- EXERCISE DIRECTIONS
The output should be every line below that includes the word "handle".

[Start of section]

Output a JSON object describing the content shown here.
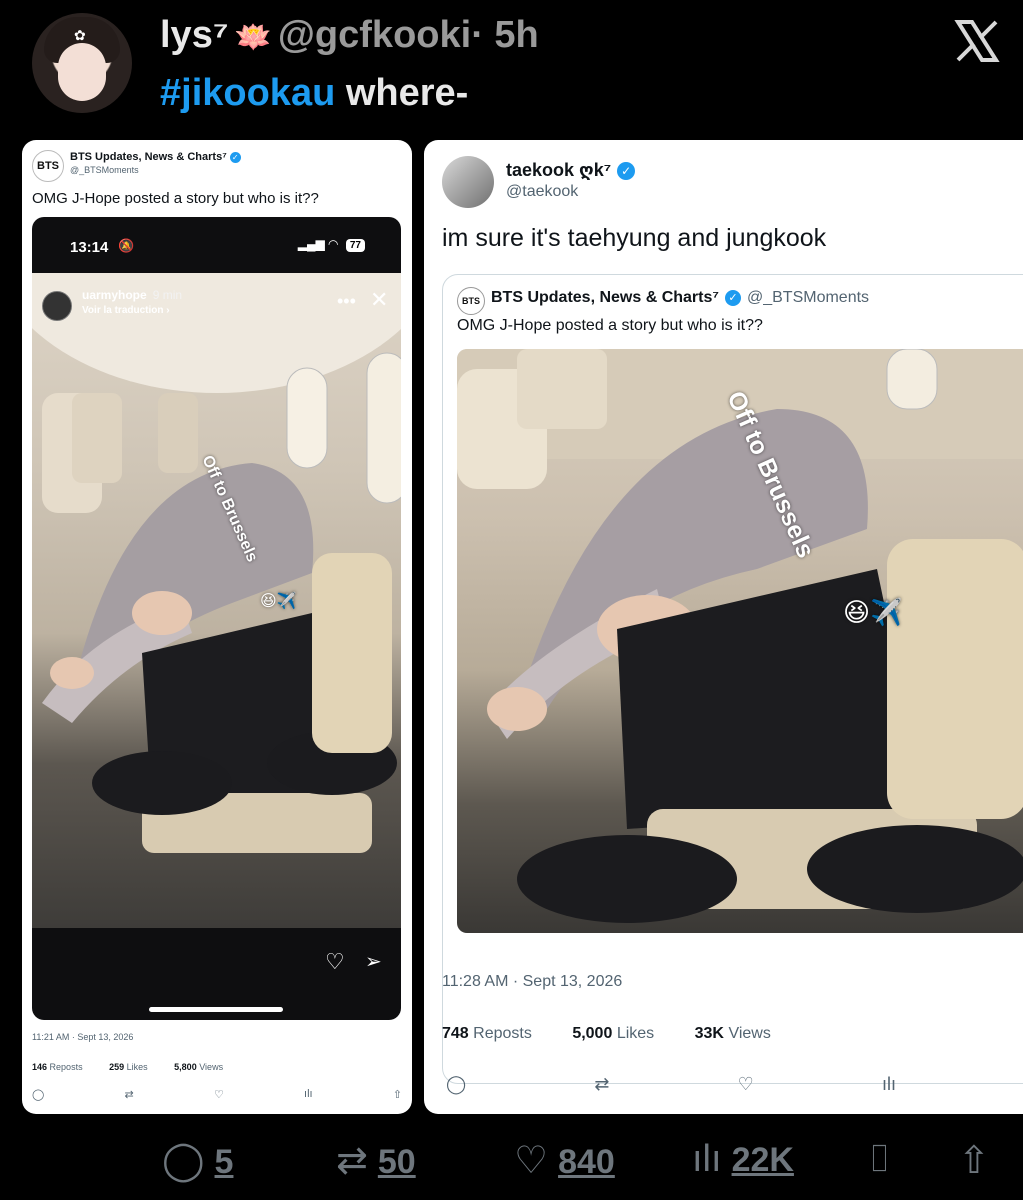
{
  "header": {
    "display_name": "lys⁷",
    "lotus_icon": "🪷",
    "handle": "@gcfkooki",
    "time": "· 5h",
    "hashtag": "#jikookau",
    "text": "where-"
  },
  "left_card": {
    "author": "BTS Updates, News & Charts⁷",
    "handle": "@_BTSMoments",
    "avatar_text": "BTS",
    "text": "OMG J-Hope posted a story but who is it??",
    "phone": {
      "time": "13:14",
      "battery": "77",
      "story_user": "uarmyhope",
      "story_ago": "9 min",
      "translate": "Voir la traduction ›",
      "caption": "Off to Brussels",
      "emoji": "😆✈️"
    },
    "date": "11:21 AM · Sept 13, 2026",
    "reposts": "146",
    "reposts_label": "Reposts",
    "likes": "259",
    "likes_label": "Likes",
    "views": "5,800",
    "views_label": "Views"
  },
  "right_card": {
    "author": "taekook ღk⁷",
    "handle": "@taekook",
    "text": "im sure it's taehyung and jungkook",
    "quote": {
      "author": "BTS Updates, News & Charts⁷",
      "handle": "@_BTSMoments",
      "avatar_text": "BTS",
      "text": "OMG J-Hope posted a story but who is it??",
      "caption": "Off to Brussels",
      "emoji": "😆✈️"
    },
    "date": "11:28 AM · Sept 13, 2026",
    "reposts": "748",
    "reposts_label": "Reposts",
    "likes": "5,000",
    "likes_label": "Likes",
    "views": "33K",
    "views_label": "Views"
  },
  "footer": {
    "replies": "5",
    "reposts": "50",
    "likes": "840",
    "views": "22K"
  },
  "colors": {
    "accent": "#1d9bf0",
    "muted": "#6e767d",
    "background": "#000000"
  },
  "icons": [
    "x-logo-icon",
    "verified-icon",
    "reply-icon",
    "repost-icon",
    "heart-icon",
    "views-icon",
    "bookmark-icon",
    "share-icon",
    "send-icon",
    "more-icon",
    "close-icon",
    "bell-mute-icon"
  ]
}
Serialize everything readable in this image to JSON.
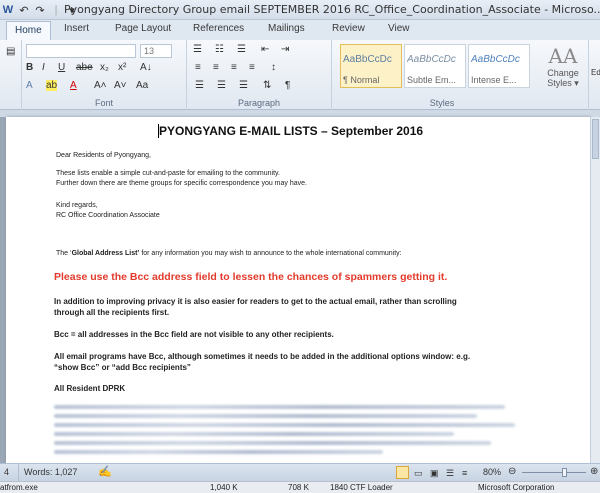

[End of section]

- RESULT OF THE EXERCISE
    "handle": "@gcfkooki",
    "handle": "@_BTSMoments",
    "handle": "@taekook",
      "handle": "@_BTSMoments",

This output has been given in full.